■ EXERCISE BRIEF
Which lines in the records below contain the word "images"? Report each of them.

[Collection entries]
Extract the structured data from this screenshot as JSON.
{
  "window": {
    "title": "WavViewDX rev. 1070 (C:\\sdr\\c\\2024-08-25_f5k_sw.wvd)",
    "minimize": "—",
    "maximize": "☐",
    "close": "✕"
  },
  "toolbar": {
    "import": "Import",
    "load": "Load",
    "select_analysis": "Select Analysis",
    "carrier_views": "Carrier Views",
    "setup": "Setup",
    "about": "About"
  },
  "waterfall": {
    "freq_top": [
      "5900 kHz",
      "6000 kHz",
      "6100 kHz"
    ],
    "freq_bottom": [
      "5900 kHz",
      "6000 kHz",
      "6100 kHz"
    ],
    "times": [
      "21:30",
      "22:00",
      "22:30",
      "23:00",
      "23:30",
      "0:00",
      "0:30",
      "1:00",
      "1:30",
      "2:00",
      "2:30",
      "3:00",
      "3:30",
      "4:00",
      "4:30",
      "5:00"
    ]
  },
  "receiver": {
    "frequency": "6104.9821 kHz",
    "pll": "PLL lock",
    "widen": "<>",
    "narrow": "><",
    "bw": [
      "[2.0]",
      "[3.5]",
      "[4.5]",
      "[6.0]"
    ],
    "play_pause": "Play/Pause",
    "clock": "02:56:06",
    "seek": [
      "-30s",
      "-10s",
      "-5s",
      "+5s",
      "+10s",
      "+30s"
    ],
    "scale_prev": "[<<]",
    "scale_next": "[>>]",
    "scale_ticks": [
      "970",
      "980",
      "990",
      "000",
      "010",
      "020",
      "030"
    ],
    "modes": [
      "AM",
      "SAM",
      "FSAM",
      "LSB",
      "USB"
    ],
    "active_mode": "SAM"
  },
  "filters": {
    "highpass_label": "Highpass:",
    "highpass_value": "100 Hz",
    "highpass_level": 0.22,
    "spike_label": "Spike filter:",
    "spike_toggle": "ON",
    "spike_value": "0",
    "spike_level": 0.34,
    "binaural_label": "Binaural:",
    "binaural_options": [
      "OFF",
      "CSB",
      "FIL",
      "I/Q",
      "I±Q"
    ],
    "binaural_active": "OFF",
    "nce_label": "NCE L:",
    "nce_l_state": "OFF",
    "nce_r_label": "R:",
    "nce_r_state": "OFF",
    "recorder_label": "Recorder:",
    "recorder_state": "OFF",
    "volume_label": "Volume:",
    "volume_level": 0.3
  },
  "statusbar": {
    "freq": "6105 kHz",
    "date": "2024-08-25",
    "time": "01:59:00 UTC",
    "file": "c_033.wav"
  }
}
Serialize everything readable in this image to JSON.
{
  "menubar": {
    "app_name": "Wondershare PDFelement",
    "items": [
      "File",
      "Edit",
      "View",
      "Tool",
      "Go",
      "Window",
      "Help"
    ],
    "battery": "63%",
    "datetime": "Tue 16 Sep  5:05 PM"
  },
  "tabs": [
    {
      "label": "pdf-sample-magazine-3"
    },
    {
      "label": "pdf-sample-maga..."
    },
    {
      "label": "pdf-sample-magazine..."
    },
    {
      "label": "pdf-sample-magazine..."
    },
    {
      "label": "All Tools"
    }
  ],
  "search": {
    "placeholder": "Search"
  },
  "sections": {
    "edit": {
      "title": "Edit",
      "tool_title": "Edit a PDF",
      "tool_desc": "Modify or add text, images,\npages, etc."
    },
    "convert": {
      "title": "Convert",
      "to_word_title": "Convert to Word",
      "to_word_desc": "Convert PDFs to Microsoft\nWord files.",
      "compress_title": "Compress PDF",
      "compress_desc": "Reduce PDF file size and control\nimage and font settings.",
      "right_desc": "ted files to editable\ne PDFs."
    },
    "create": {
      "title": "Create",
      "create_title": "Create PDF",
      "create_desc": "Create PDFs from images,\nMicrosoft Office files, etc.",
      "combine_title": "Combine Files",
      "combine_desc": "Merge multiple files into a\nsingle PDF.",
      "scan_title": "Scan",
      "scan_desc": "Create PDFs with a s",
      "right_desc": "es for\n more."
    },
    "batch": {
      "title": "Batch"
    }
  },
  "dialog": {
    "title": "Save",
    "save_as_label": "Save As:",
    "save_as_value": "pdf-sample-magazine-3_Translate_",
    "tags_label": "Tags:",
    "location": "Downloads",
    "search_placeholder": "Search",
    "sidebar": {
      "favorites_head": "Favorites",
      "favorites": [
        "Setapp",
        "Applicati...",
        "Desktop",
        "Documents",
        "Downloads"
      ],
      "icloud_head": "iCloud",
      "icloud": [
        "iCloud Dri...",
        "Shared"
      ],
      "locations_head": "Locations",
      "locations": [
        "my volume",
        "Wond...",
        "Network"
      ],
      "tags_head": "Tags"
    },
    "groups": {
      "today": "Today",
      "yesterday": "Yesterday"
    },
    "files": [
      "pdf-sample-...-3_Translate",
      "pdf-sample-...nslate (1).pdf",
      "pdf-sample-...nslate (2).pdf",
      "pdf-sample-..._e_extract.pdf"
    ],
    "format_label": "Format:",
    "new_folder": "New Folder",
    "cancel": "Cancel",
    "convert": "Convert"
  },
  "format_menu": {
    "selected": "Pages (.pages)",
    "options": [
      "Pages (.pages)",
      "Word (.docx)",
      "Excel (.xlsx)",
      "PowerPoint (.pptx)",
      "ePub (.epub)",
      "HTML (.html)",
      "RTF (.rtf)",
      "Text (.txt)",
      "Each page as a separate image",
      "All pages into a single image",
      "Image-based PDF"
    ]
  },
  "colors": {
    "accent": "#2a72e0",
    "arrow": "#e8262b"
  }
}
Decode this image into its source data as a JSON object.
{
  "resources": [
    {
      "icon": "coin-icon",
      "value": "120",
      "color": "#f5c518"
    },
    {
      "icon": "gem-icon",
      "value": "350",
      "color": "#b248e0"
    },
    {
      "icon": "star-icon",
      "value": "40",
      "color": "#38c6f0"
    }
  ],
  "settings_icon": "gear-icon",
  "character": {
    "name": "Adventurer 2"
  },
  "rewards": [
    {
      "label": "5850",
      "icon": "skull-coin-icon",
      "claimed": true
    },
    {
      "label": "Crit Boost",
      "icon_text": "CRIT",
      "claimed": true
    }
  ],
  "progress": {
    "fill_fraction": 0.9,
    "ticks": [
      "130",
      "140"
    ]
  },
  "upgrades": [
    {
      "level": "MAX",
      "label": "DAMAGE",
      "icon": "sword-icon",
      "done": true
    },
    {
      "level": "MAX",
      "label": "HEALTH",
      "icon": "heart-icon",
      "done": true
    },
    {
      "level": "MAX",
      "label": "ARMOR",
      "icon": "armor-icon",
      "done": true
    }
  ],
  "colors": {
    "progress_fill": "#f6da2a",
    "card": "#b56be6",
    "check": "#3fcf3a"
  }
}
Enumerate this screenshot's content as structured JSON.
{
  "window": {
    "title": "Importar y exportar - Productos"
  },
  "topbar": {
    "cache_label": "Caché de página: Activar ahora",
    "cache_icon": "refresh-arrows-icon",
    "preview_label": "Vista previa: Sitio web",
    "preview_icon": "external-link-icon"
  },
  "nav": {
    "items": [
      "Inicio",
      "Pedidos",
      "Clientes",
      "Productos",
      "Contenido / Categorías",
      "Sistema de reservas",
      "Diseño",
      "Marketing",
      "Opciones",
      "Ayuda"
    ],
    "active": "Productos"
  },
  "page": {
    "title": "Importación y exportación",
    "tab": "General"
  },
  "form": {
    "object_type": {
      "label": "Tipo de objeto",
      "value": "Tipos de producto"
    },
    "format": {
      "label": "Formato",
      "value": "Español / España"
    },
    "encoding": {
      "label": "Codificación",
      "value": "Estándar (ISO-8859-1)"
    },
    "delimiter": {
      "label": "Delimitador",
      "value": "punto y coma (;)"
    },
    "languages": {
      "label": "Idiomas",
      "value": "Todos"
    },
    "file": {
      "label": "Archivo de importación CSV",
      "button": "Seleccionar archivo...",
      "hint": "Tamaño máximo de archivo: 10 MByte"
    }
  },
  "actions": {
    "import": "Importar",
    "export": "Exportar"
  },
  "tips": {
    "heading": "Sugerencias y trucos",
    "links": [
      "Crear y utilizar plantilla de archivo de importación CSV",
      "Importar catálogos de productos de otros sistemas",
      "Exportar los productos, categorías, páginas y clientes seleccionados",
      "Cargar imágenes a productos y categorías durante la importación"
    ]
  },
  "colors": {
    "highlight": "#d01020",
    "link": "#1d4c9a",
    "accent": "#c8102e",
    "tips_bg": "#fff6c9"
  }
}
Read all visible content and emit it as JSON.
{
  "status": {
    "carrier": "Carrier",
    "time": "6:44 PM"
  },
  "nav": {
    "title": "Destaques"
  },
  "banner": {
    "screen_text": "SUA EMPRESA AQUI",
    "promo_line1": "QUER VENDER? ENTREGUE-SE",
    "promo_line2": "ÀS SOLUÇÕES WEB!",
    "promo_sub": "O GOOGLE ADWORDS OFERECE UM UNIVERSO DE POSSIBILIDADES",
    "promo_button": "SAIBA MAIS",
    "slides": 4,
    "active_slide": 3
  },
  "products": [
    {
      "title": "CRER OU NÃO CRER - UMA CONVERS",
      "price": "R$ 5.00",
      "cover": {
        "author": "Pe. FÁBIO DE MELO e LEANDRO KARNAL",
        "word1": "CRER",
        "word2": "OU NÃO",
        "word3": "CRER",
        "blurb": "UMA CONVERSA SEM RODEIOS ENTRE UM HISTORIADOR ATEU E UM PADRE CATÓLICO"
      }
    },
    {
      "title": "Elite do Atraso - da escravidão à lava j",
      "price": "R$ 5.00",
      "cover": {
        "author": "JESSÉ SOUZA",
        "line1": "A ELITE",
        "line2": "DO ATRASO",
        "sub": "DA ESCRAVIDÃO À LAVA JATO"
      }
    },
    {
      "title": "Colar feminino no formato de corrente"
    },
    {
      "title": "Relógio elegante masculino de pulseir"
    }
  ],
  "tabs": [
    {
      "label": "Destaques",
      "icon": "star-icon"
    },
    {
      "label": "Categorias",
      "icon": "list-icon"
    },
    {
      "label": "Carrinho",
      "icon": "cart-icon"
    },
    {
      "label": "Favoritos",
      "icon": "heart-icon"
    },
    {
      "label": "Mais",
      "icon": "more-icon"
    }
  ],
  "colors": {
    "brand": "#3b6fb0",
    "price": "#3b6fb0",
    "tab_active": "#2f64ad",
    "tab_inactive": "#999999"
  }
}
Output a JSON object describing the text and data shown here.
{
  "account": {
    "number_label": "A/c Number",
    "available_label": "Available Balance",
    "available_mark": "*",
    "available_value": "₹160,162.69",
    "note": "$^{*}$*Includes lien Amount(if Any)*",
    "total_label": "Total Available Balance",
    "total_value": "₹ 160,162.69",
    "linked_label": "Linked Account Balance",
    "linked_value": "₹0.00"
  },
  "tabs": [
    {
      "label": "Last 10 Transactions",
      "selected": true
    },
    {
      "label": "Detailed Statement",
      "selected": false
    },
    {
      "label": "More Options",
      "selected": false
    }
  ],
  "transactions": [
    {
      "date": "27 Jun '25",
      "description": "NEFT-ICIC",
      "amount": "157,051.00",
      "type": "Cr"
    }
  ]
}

■ EXERCISE RESULT
      "tool_desc": "Modify or add text, images,\npages, etc."
      "create_desc": "Create PDFs from images,\nMicrosoft Office files, etc.",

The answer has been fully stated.